TASK PROMPT. Type the data below again exactly. Omit all pictures.

------ INFORMATION

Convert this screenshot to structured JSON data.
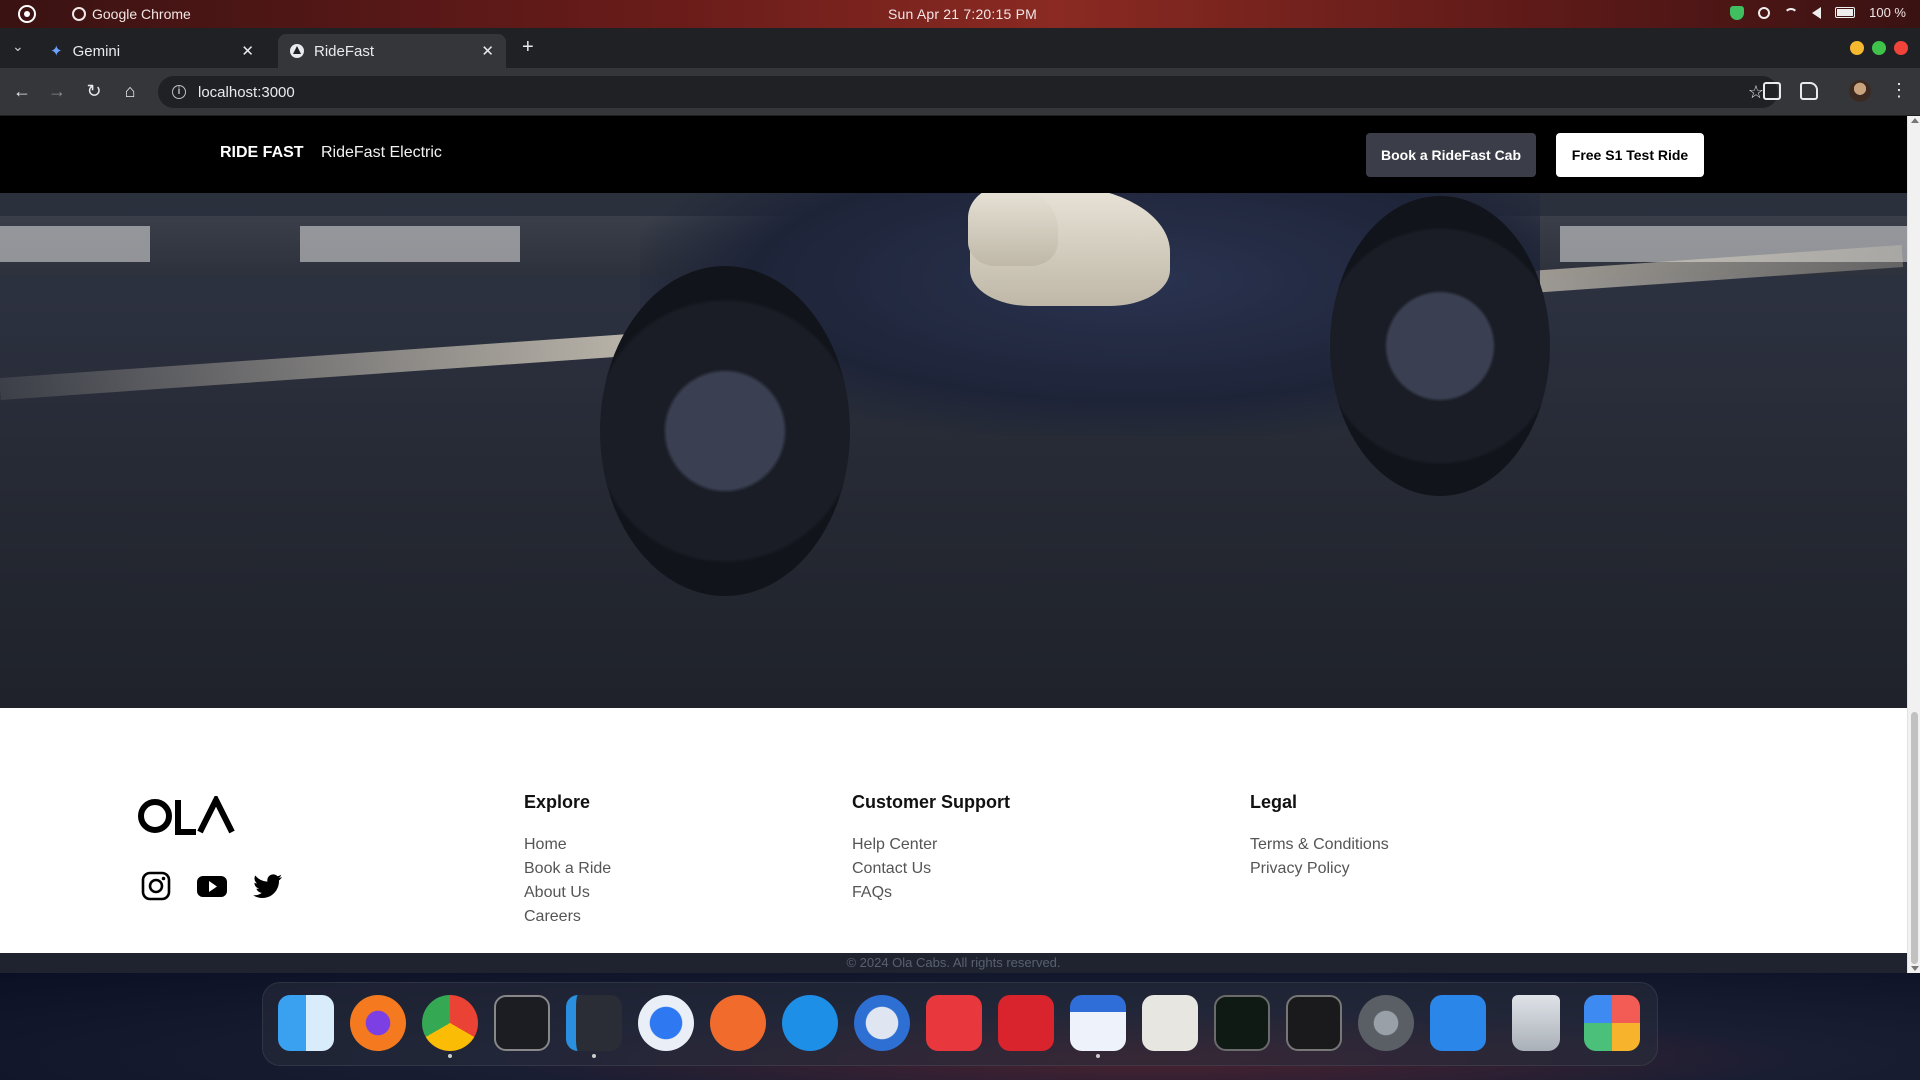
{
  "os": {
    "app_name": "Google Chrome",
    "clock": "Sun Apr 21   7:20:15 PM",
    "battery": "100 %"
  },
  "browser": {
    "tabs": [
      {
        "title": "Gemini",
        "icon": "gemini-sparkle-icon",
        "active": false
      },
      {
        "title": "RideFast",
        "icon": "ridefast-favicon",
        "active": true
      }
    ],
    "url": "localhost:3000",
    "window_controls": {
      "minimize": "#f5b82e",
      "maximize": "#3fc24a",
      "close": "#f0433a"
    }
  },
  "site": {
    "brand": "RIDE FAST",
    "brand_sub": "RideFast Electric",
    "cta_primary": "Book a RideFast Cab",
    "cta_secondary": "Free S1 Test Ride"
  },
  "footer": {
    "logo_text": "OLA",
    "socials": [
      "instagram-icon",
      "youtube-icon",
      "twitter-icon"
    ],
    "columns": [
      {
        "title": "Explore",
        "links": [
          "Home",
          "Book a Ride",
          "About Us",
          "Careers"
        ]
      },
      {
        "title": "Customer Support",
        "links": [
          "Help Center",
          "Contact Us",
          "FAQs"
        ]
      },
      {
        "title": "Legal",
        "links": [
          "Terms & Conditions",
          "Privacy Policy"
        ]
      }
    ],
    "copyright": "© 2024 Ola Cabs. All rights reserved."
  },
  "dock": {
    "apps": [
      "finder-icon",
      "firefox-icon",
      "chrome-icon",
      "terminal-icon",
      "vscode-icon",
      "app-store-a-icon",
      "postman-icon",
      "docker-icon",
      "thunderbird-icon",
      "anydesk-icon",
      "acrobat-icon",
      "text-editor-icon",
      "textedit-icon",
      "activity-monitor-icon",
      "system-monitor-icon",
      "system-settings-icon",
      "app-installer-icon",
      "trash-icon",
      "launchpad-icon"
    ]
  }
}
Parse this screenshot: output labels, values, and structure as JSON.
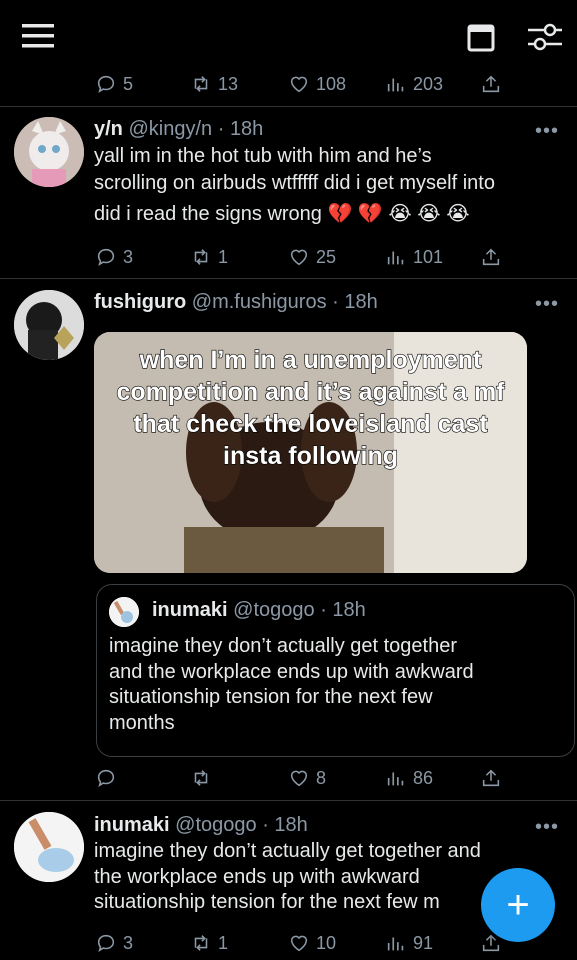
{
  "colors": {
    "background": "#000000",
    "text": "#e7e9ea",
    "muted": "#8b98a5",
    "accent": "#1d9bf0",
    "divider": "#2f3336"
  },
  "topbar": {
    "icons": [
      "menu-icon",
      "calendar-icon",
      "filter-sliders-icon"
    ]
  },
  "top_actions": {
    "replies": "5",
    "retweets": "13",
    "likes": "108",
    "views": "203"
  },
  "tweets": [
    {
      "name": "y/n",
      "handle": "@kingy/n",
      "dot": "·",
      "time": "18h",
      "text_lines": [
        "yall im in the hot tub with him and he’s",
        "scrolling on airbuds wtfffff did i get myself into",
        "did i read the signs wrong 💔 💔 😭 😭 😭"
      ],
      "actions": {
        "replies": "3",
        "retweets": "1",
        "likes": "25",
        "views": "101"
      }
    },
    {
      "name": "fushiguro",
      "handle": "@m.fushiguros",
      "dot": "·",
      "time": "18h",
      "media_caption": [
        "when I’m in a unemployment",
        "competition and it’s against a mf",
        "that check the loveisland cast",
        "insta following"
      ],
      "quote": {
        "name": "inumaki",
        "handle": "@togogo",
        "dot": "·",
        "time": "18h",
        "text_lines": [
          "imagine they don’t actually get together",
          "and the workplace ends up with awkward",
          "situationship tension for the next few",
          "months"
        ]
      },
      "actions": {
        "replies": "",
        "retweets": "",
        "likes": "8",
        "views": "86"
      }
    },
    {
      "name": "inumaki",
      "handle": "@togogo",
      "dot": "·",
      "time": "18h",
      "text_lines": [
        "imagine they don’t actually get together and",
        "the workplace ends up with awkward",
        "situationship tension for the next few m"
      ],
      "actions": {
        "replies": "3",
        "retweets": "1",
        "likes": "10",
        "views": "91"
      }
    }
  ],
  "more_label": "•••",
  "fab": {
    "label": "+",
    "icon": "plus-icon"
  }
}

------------

RESULT.
Convert this screenshot to structured JSON data.
{
  "os": {
    "app_name": "Google Chrome",
    "clock": "Sun Apr 21   7:20:15 PM",
    "battery": "100 %"
  },
  "browser": {
    "tabs": [
      {
        "title": "Gemini",
        "icon": "gemini-sparkle-icon",
        "active": false
      },
      {
        "title": "RideFast",
        "icon": "ridefast-favicon",
        "active": true
      }
    ],
    "url": "localhost:3000",
    "window_controls": {
      "minimize": "#f5b82e",
      "maximize": "#3fc24a",
      "close": "#f0433a"
    }
  },
  "site": {
    "brand": "RIDE FAST",
    "brand_sub": "RideFast Electric",
    "cta_primary": "Book a RideFast Cab",
    "cta_secondary": "Free S1 Test Ride"
  },
  "footer": {
    "logo_text": "OLA",
    "socials": [
      "instagram-icon",
      "youtube-icon",
      "twitter-icon"
    ],
    "columns": [
      {
        "title": "Explore",
        "links": [
          "Home",
          "Book a Ride",
          "About Us",
          "Careers"
        ]
      },
      {
        "title": "Customer Support",
        "links": [
          "Help Center",
          "Contact Us",
          "FAQs"
        ]
      },
      {
        "title": "Legal",
        "links": [
          "Terms & Conditions",
          "Privacy Policy"
        ]
      }
    ],
    "copyright": "© 2024 Ola Cabs. All rights reserved."
  },
  "dock": {
    "apps": [
      "finder-icon",
      "firefox-icon",
      "chrome-icon",
      "terminal-icon",
      "vscode-icon",
      "app-store-a-icon",
      "postman-icon",
      "docker-icon",
      "thunderbird-icon",
      "anydesk-icon",
      "acrobat-icon",
      "text-editor-icon",
      "textedit-icon",
      "activity-monitor-icon",
      "system-monitor-icon",
      "system-settings-icon",
      "app-installer-icon",
      "trash-icon",
      "launchpad-icon"
    ]
  }
}
Parse this screenshot: output labels, values, and structure as JSON.
{
  "colors": {
    "background": "#000000",
    "text": "#e7e9ea",
    "muted": "#8b98a5",
    "accent": "#1d9bf0",
    "divider": "#2f3336"
  },
  "topbar": {
    "icons": [
      "menu-icon",
      "calendar-icon",
      "filter-sliders-icon"
    ]
  },
  "top_actions": {
    "replies": "5",
    "retweets": "13",
    "likes": "108",
    "views": "203"
  },
  "tweets": [
    {
      "name": "y/n",
      "handle": "@kingy/n",
      "dot": "·",
      "time": "18h",
      "text_lines": [
        "yall im in the hot tub with him and he’s",
        "scrolling on airbuds wtfffff did i get myself into",
        "did i read the signs wrong 💔 💔 😭 😭 😭"
      ],
      "actions": {
        "replies": "3",
        "retweets": "1",
        "likes": "25",
        "views": "101"
      }
    },
    {
      "name": "fushiguro",
      "handle": "@m.fushiguros",
      "dot": "·",
      "time": "18h",
      "media_caption": [
        "when I’m in a unemployment",
        "competition and it’s against a mf",
        "that check the loveisland cast",
        "insta following"
      ],
      "quote": {
        "name": "inumaki",
        "handle": "@togogo",
        "dot": "·",
        "time": "18h",
        "text_lines": [
          "imagine they don’t actually get together",
          "and the workplace ends up with awkward",
          "situationship tension for the next few",
          "months"
        ]
      },
      "actions": {
        "replies": "",
        "retweets": "",
        "likes": "8",
        "views": "86"
      }
    },
    {
      "name": "inumaki",
      "handle": "@togogo",
      "dot": "·",
      "time": "18h",
      "text_lines": [
        "imagine they don’t actually get together and",
        "the workplace ends up with awkward",
        "situationship tension for the next few m"
      ],
      "actions": {
        "replies": "3",
        "retweets": "1",
        "likes": "10",
        "views": "91"
      }
    }
  ],
  "more_label": "•••",
  "fab": {
    "label": "+",
    "icon": "plus-icon"
  }
}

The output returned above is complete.